If it’s been a while since you have been intimate, sex can be stressful. Take the stress out of sex with:
It’s time to have that awkward conversation! Grab a drink and sit down with your partner and talk about:
- How you see yourself as a sexual person
- How important intimacy and sex are to you
- What your biggest concerns are when it comes to having sex
- What your boundaries are, what you are willing to do and try and what you don’t want to do
This awkward conversation is going to help remove your anxiety because you and your partner have developed a game plan to move forward.
Touch is important for connection and increasing sexual desire. Consider touch variations of pressure, vibration, temperature and location.
Non-genital touch sessions are great to start with by taking the pressure off a session heading too far or in a direction you aren’t ready for.
Genital touch doesn’t need to be skin-to-skin. Keep your underwear on until you feel comfortable to remove them.
Try lots of different positions until you find the ones that work best for you. Missionary is often thought of as male-dominant because they are on top, but you can take control from the bottom. For example, telling your partner to straighten their legs and support themselves on their elbows will automatically limit movement. Consider positions where gravity is working with you not against you.
Tools of the trade
- Lubricant: grab a good lubricant that’s going to last. Silicone-based are thicker and longer lasting than water-based. My favourite is Lucy Lube. It’s TGA approved and surprisingly thick for a water-based. Don’t be shy to reapply!

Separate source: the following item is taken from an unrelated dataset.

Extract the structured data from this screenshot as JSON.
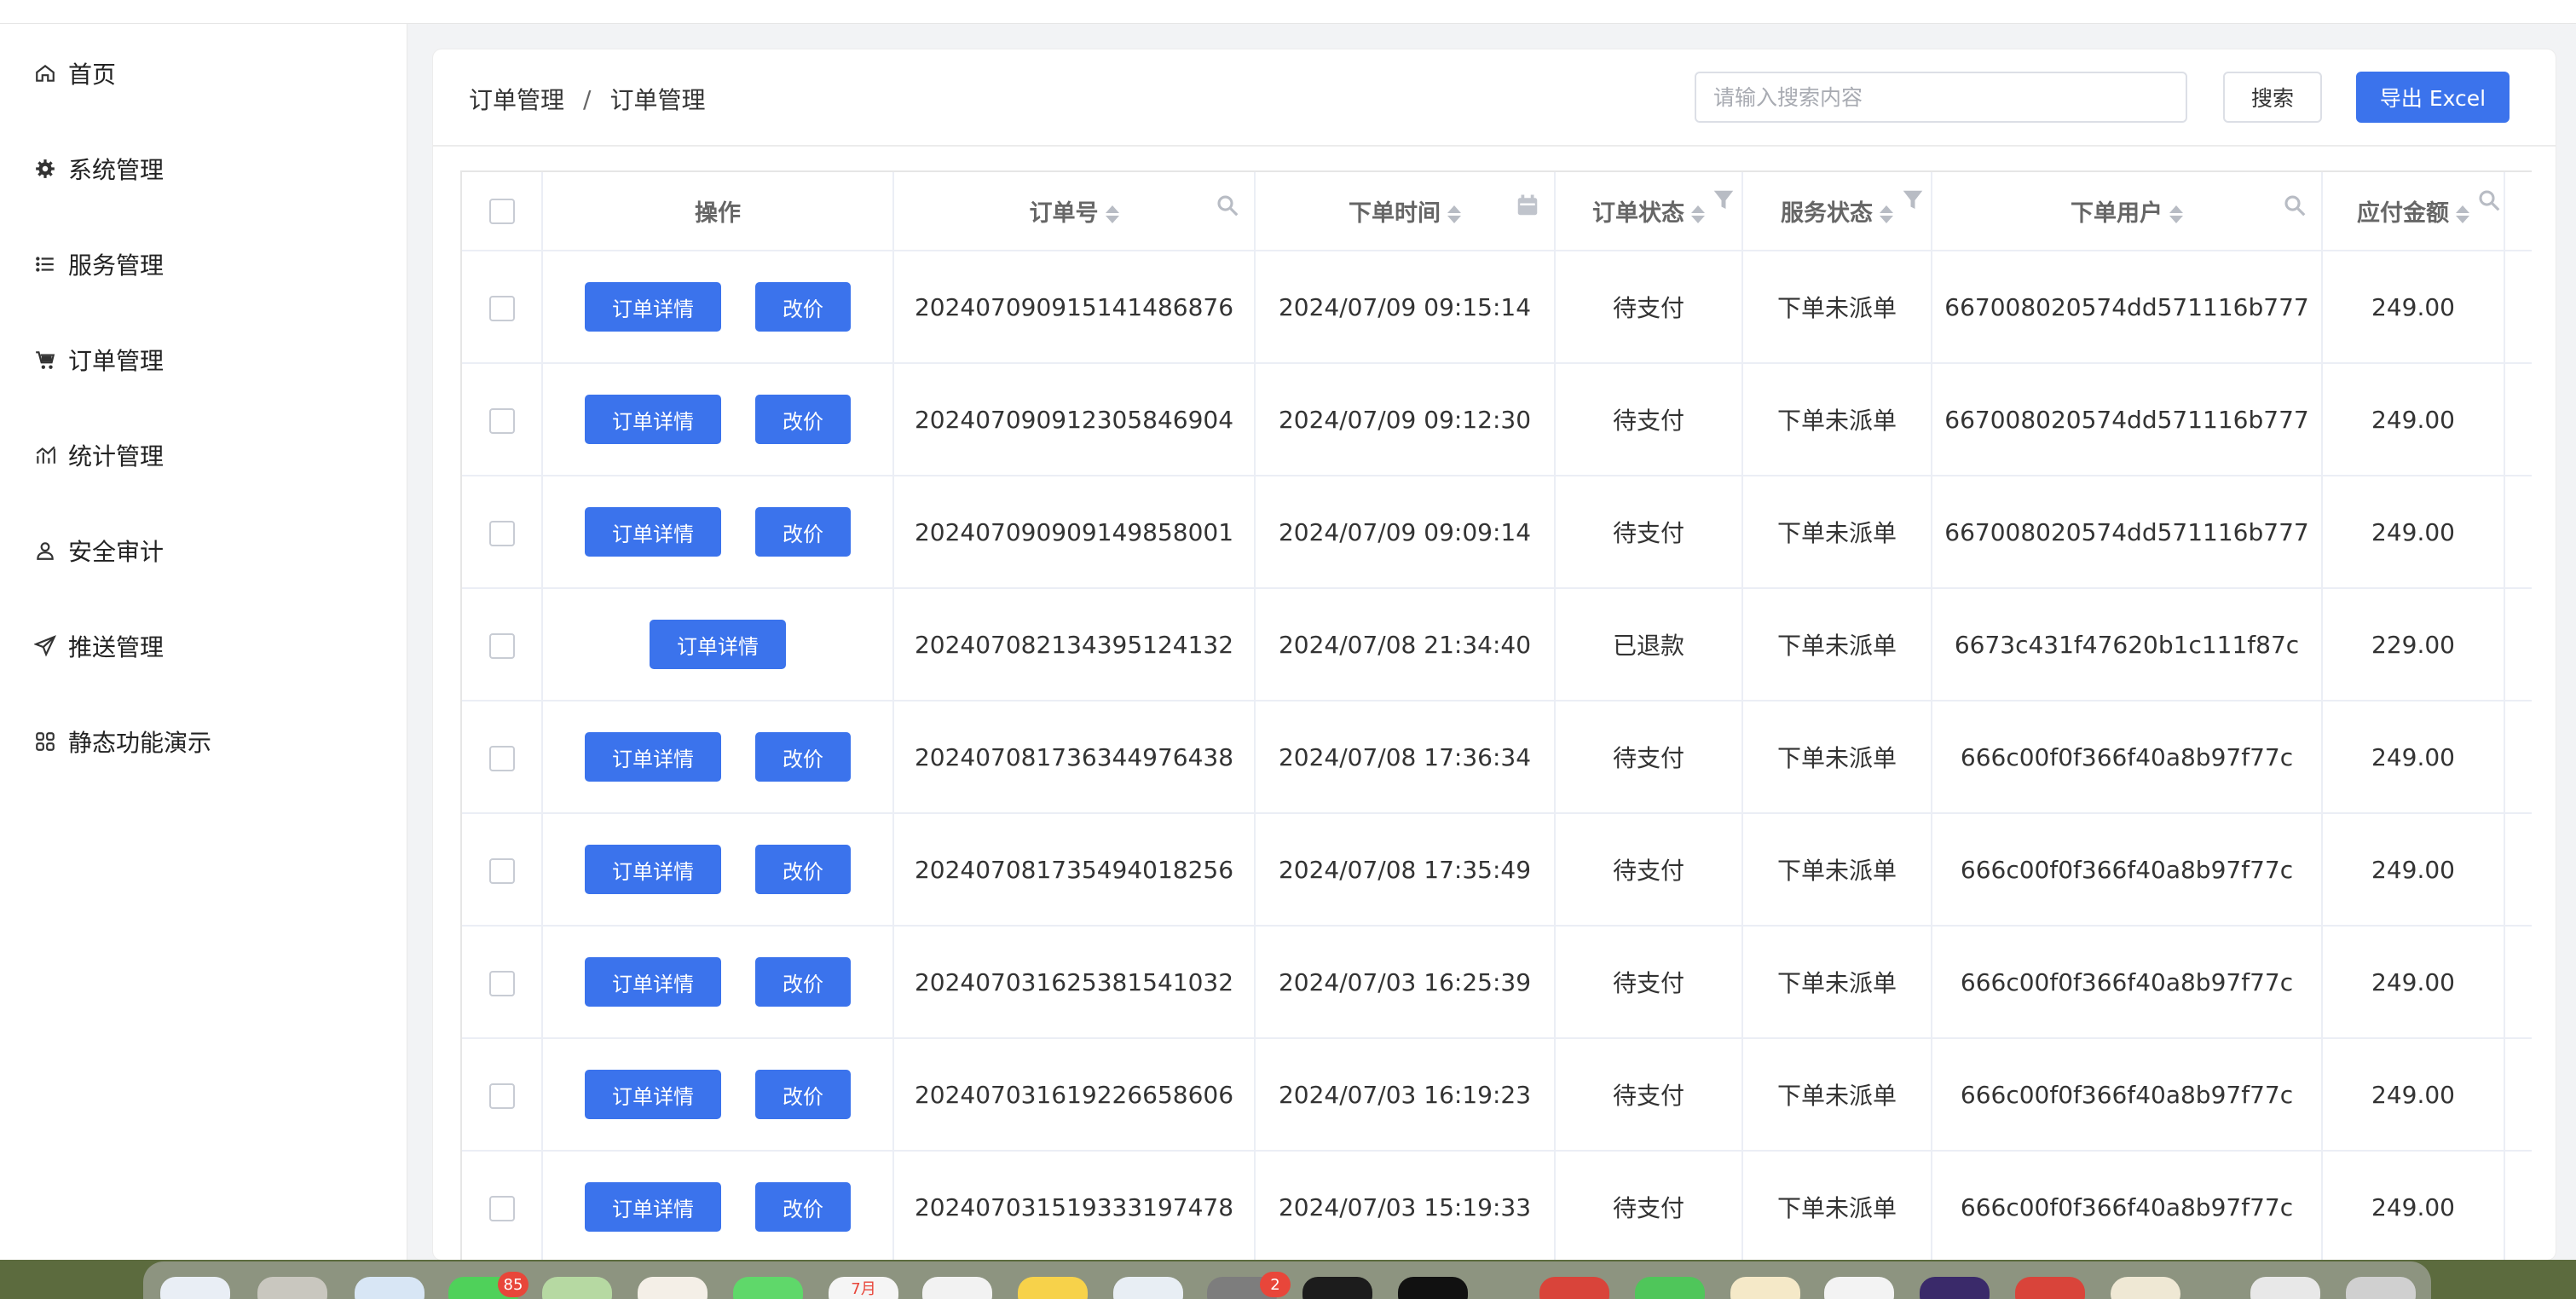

- Ohnut: a set of 4 rings that act as a buffer and are used to stop penetrative pain. It’s great for easing back into penetrative intercourse and if you do wear a pessary during intercourse and YOU find it more comfortable but your partner complains they can feel it, the ohnut may be enough of a buffer to prevent them from touching it.
- Squirt blanket: If incontinence is a concern grab a squirt blanket and a towel. Use the waterproof blanket to protect your bedding and a hand towel in case you need to wipe. These versatile blankets can be used during your period, if you use a natural lubricant or whilst doing some food play.
Confidently get back in the saddle and enjoy your sexual health and all its benefits.
After additional information? Grab a copy of your FREE Sex and Prolapse Fact Sheet here.